In mosques, worshippers have put fear behind, thanks to relative peace



In 2013, one photograph became very popular.

It summarizes the situation the country was in then: the times of Boko Haram’s growing notoriety—from Maiduguri to Kano; from Kano to Kaduna and Kaduna to Abuja, Nigeria’s seat of power, among others.

The photograph was of a collection of shoes, caps and prayer mats left behind by their owners at a Jumma’at mosque in Kano. Not by their choice. No, the owners had something more precious to worry about: their lives.

All they were concerned about was to leave the mosque in one piece. Because someone was bent on tearing them into shreds with explosives.

Ever since, mosques, and more so Jumma’at mosques, seized being the hosting grounds for thousands of worshippers. Such things as exchange of pleasantries with family and friends or sale of religious items after the weekly prayers were pushed to the parenthesis.

That picture was in Kano; but it even more aptly depicts the situation in Borno.

Congregational prayers were closed, where they hold, with caps, flowing gowns and prayer mats flung away, as people scampered for safety.

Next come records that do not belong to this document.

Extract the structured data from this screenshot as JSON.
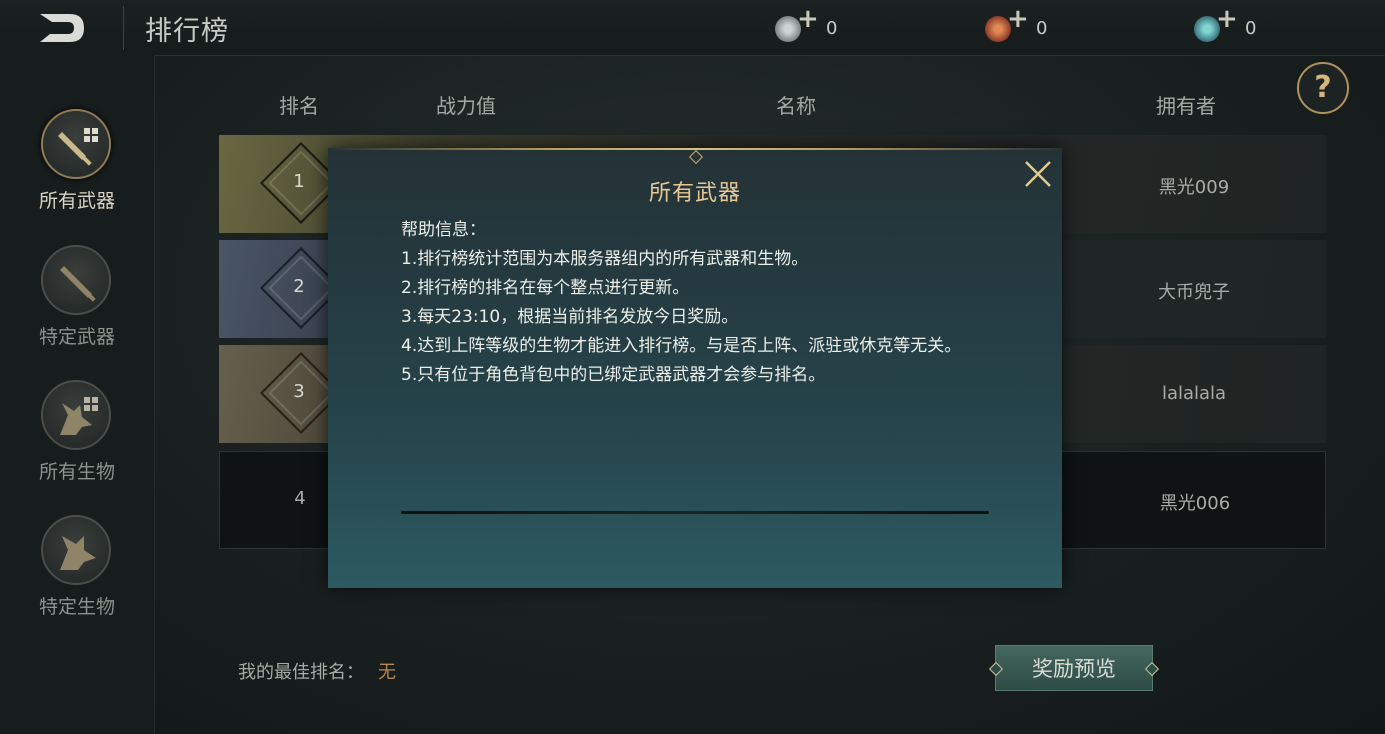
{
  "header": {
    "title": "排行榜",
    "currencies": [
      {
        "icon": "silver-coin-icon",
        "color": "#9aa0a2",
        "value": "0"
      },
      {
        "icon": "red-coin-icon",
        "color": "#b0503a",
        "value": "0"
      },
      {
        "icon": "teal-coin-icon",
        "color": "#3f8c8f",
        "value": "0"
      }
    ]
  },
  "sidebar": {
    "items": [
      {
        "label": "所有武器",
        "icon": "sword-grid-icon",
        "active": true
      },
      {
        "label": "特定武器",
        "icon": "sword-icon",
        "active": false
      },
      {
        "label": "所有生物",
        "icon": "dragon-grid-icon",
        "active": false
      },
      {
        "label": "特定生物",
        "icon": "dragon-icon",
        "active": false
      }
    ]
  },
  "table": {
    "columns": [
      "排名",
      "战力值",
      "名称",
      "拥有者"
    ],
    "rows": [
      {
        "rank": "1",
        "owner": "黑光009"
      },
      {
        "rank": "2",
        "owner": "大币兜子"
      },
      {
        "rank": "3",
        "owner": "lalalala"
      },
      {
        "rank": "4",
        "owner": "黑光006"
      }
    ]
  },
  "footer": {
    "best_rank_label": "我的最佳排名：",
    "best_rank_value": "无",
    "reward_button": "奖励预览"
  },
  "modal": {
    "title": "所有武器",
    "lines": [
      "帮助信息：",
      "1.排行榜统计范围为本服务器组内的所有武器和生物。",
      "2.排行榜的排名在每个整点进行更新。",
      "3.每天23:10，根据当前排名发放今日奖励。",
      "4.达到上阵等级的生物才能进入排行榜。与是否上阵、派驻或休克等无关。",
      "5.只有位于角色背包中的已绑定武器武器才会参与排名。"
    ]
  },
  "colors": {
    "accent_gold": "#d6b57a",
    "button_teal": "#3a5a53"
  }
}
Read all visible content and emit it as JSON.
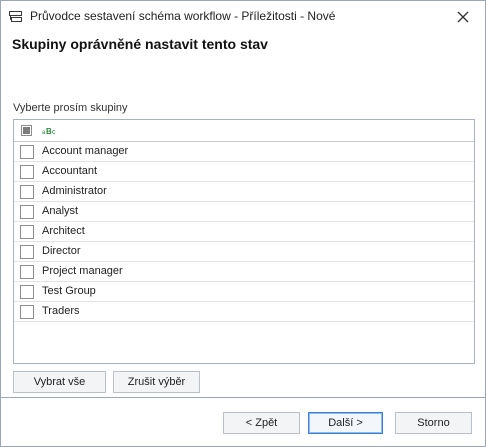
{
  "window": {
    "title": "Průvodce sestavení schéma workflow - Příležitosti - Nové"
  },
  "header": {
    "title": "Skupiny oprávněné nastavit tento stav"
  },
  "groups_section": {
    "label": "Vyberte prosím skupiny",
    "items": [
      {
        "label": "Account manager",
        "checked": false
      },
      {
        "label": "Accountant",
        "checked": false
      },
      {
        "label": "Administrator",
        "checked": false
      },
      {
        "label": "Analyst",
        "checked": false
      },
      {
        "label": "Architect",
        "checked": false
      },
      {
        "label": "Director",
        "checked": false
      },
      {
        "label": "Project manager",
        "checked": false
      },
      {
        "label": "Test Group",
        "checked": false
      },
      {
        "label": "Traders",
        "checked": false
      }
    ]
  },
  "selection_buttons": {
    "select_all": "Vybrat vše",
    "clear_selection": "Zrušit výběr"
  },
  "footer": {
    "back": "< Zpět",
    "next": "Další >",
    "cancel": "Storno"
  },
  "icons": {
    "title": "workflow-icon",
    "close": "close-icon",
    "column": "abc-text-column-icon"
  }
}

Explosions or sounds of heavy military equipment could cut everything short.

There were areas where the five daily congregational prayers only held spontaneously, as they could go many days without holding.

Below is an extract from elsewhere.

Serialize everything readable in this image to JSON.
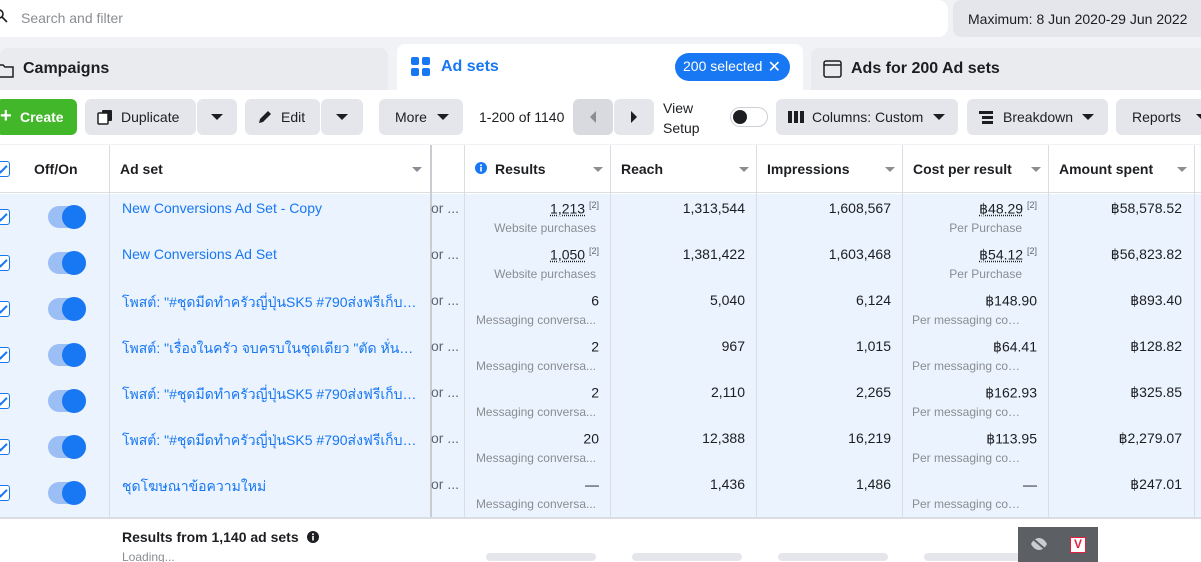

In the northern part of Nigeria, and even more so Borno, Islam is deep-seated; for, were it to be elsewhere, it is highly probable if people still prayed in mosques given the tensed situation.

Since prayers must hold, thanks to the people’s faith, a product of their heritage, a lot of local solutions were devised so that the mosques could be relatively safe.

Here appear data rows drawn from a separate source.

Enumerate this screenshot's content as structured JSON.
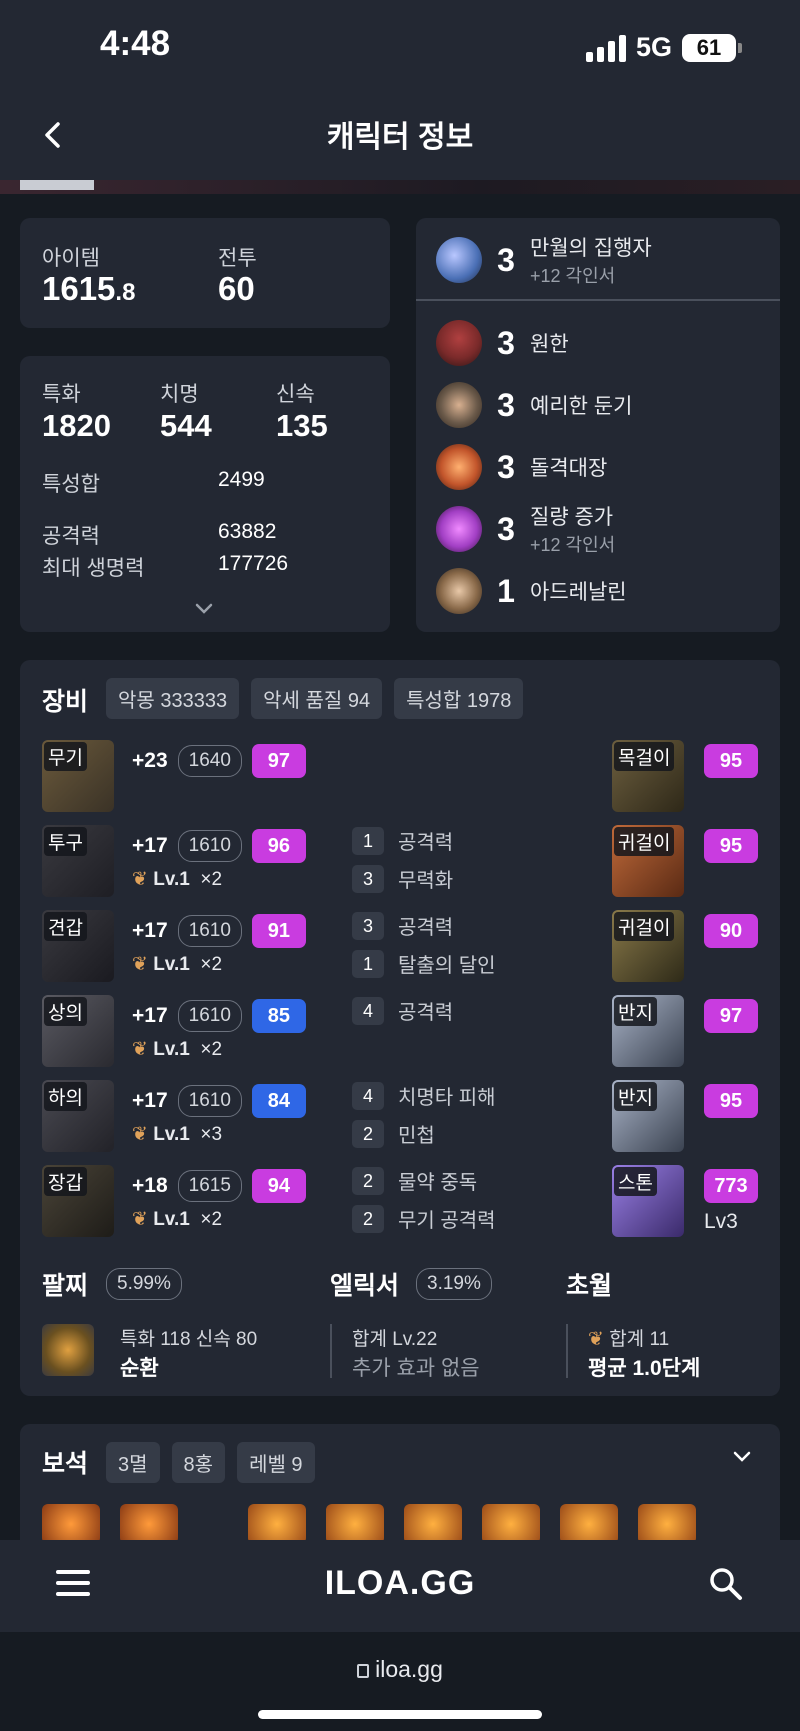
{
  "status": {
    "time": "4:48",
    "network": "5G",
    "battery": "61"
  },
  "header": {
    "back_icon": "chevron-left-icon",
    "title": "캐릭터 정보"
  },
  "summary": {
    "item_label": "아이템",
    "item_value": "1615",
    "item_decimal": ".8",
    "combat_label": "전투",
    "combat_value": "60"
  },
  "stats": {
    "spec_label": "특화",
    "spec_value": "1820",
    "crit_label": "치명",
    "crit_value": "544",
    "swift_label": "신속",
    "swift_value": "135",
    "total_label": "특성합",
    "total_value": "2499",
    "atk_label": "공격력",
    "atk_value": "63882",
    "hp_label": "최대 생명력",
    "hp_value": "177726",
    "expand_icon": "chevron-down-icon"
  },
  "engravings": [
    {
      "level": "3",
      "name": "만월의 집행자",
      "sub": "+12 각인서",
      "color": "#4a6fb5"
    },
    {
      "level": "3",
      "name": "원한",
      "sub": "",
      "color": "#7a2a2a"
    },
    {
      "level": "3",
      "name": "예리한 둔기",
      "sub": "",
      "color": "#6b5a4a"
    },
    {
      "level": "3",
      "name": "돌격대장",
      "sub": "",
      "color": "#c2552b"
    },
    {
      "level": "3",
      "name": "질량 증가",
      "sub": "+12 각인서",
      "color": "#a23fc4"
    },
    {
      "level": "1",
      "name": "아드레날린",
      "sub": "",
      "color": "#8a6a4a"
    }
  ],
  "equipment": {
    "title": "장비",
    "chips": [
      "악몽 333333",
      "악세 품질 94",
      "특성합 1978"
    ],
    "gear": [
      {
        "slot": "무기",
        "enhance": "+23",
        "ilvl": "1640",
        "quality": "97",
        "qcolor": "pink",
        "bonus": "",
        "mult": ""
      },
      {
        "slot": "투구",
        "enhance": "+17",
        "ilvl": "1610",
        "quality": "96",
        "qcolor": "pink",
        "bonus": "Lv.1",
        "mult": "×2"
      },
      {
        "slot": "견갑",
        "enhance": "+17",
        "ilvl": "1610",
        "quality": "91",
        "qcolor": "pink",
        "bonus": "Lv.1",
        "mult": "×2"
      },
      {
        "slot": "상의",
        "enhance": "+17",
        "ilvl": "1610",
        "quality": "85",
        "qcolor": "blue",
        "bonus": "Lv.1",
        "mult": "×2"
      },
      {
        "slot": "하의",
        "enhance": "+17",
        "ilvl": "1610",
        "quality": "84",
        "qcolor": "blue",
        "bonus": "Lv.1",
        "mult": "×3"
      },
      {
        "slot": "장갑",
        "enhance": "+18",
        "ilvl": "1615",
        "quality": "94",
        "qcolor": "pink",
        "bonus": "Lv.1",
        "mult": "×2"
      }
    ],
    "options": [
      {
        "num": "1",
        "text": "공격력"
      },
      {
        "num": "3",
        "text": "무력화"
      },
      {
        "num": "3",
        "text": "공격력"
      },
      {
        "num": "1",
        "text": "탈출의 달인"
      },
      {
        "num": "4",
        "text": "공격력"
      },
      {
        "num": "4",
        "text": "치명타 피해"
      },
      {
        "num": "2",
        "text": "민첩"
      },
      {
        "num": "2",
        "text": "물약 중독"
      },
      {
        "num": "2",
        "text": "무기 공격력"
      }
    ],
    "accessories": [
      {
        "slot": "목걸이",
        "quality": "95"
      },
      {
        "slot": "귀걸이",
        "quality": "95"
      },
      {
        "slot": "귀걸이",
        "quality": "90"
      },
      {
        "slot": "반지",
        "quality": "97"
      },
      {
        "slot": "반지",
        "quality": "95"
      },
      {
        "slot": "스톤",
        "quality": "773",
        "level": "Lv3"
      }
    ]
  },
  "bracelet": {
    "title": "팔찌",
    "percent": "5.99%",
    "stats": "특화 118  신속 80",
    "effect": "순환"
  },
  "elixir": {
    "title": "엘릭서",
    "percent": "3.19%",
    "total": "합계 Lv.22",
    "effect": "추가 효과 없음"
  },
  "transcend": {
    "title": "초월",
    "total": "합계 11",
    "avg": "평균 1.0단계"
  },
  "gems": {
    "title": "보석",
    "chips": [
      "3멸",
      "8홍",
      "레벨 9"
    ],
    "expand_icon": "chevron-down-icon"
  },
  "bottom_nav": {
    "menu_icon": "hamburger-menu-icon",
    "logo": "ILOA.GG",
    "search_icon": "search-icon"
  },
  "browser": {
    "lock_icon": "lock-icon",
    "url": "iloa.gg"
  }
}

People joined voluntary community initiatives to guard mosques. Others contributed money for purchase of bomb detectors. Others volunteered vital information.

Governments deployed more troops, including those in plainclothes and secret services.

A regular scene in mosques then was of people queued up, undergoing security checks before they were allowed in. That itself was a security risk—but everything, even those really banal went on those days—in seeking safety.

The checks were everything but rigorous, but everyone was ready to submit his or herself. It had to be so; suicide bombers were everywhere, they were in a prowl.

Boko Haram’s desecration of worship centers started in 2009 when they waged a deadly war against the Nigerian state.

They targeted and attacked many mosques, killing several worshippers with explosives.

In 2012, they targeted Abubakar Ibn Umar Garbai, the Shehu of Borno, at a Jumma’at mosque, in his palace. The attack claimed several lives, with the traditional leader escaping death by the whiskers.

It was therefore clear to everyone that the terrorists were not ready to spare anyone, even though they ride on the back of a false claim of championing the cause of ‘Muslims’.

But those days are almost gone—for good.

These reporters went into the mosque with a big backpack, in which they carried their cameras, microphones and lights, among others.

Nothing emphasizes that these days are put behind, other than that!

There were no longer security checks, other than a set of highly vigilant local vigilantes, who are already to jump up against any attempt to plunge us to the days already gone by.

‘The dark days are gone, but, I cannot forget one of the most challenging moments we had faced in Maiduguri.

‘Sometimes we come to the mosque with our hands held up over our heads. We removed our caps to be searched,’ Usman Ibrahim a resident of Mairi Ward said after a jumma’at prayer at Masallacin Sheikh Abba Aji.

‘At that time, we cannot go out with long beard and Jallabiya for fair of intimidation by solders,’ he added.

‘Alhamdulillah (all thanks be to God), we sometimes prayed at our home, we cannot come to the mosque, we are too skeptical of one another.

‘But now our mosque is full with worshipers, we moved in freely without any fear,’ another worshiper identified as Muhammad Ali at the mosque said.

Umar Muhammad Makama, a ‘private’ security personnel at another mosque said he is now happy that he does not have to conduct search on every worshipper who comes for prayer.

‘Before the full deployment of the Nigerian Army and other security personnel, we used to close all roads to the mosque by 12:00 am every Friday to commence searching and screening worshipers, using scanning machines.

‘With the help of Nigerian soldiers, DSS, police and Civilian Joint Task Force, the story has changed today.

‘As you can see, I don’t even have my scanner and we allow people to move freely even though we still stay alert,’ Makama said.

Appeal for support

Conflict Reporting is dangerous and risky. Our reporters constantly face life-threatening challenges, sometimes surviving ambushes, kidnap attempts and attacks by the whiskers as they travel and go into communities to get authentic and firsthand information. But we dare it every day, nonetheless, in order to keep you informed of the true situation of the victims, the trends in the conflicts and ultimately help in peace building processes. But these come at huge cost to us. We are therefore appealing to you to help our cause by donating to us through any of the following means. You can also donate working tools, which are even more primary to our work. We thank you sincerely as you help our cause.

Alternatively, you can also email us on or message us
via +234 803 931 7767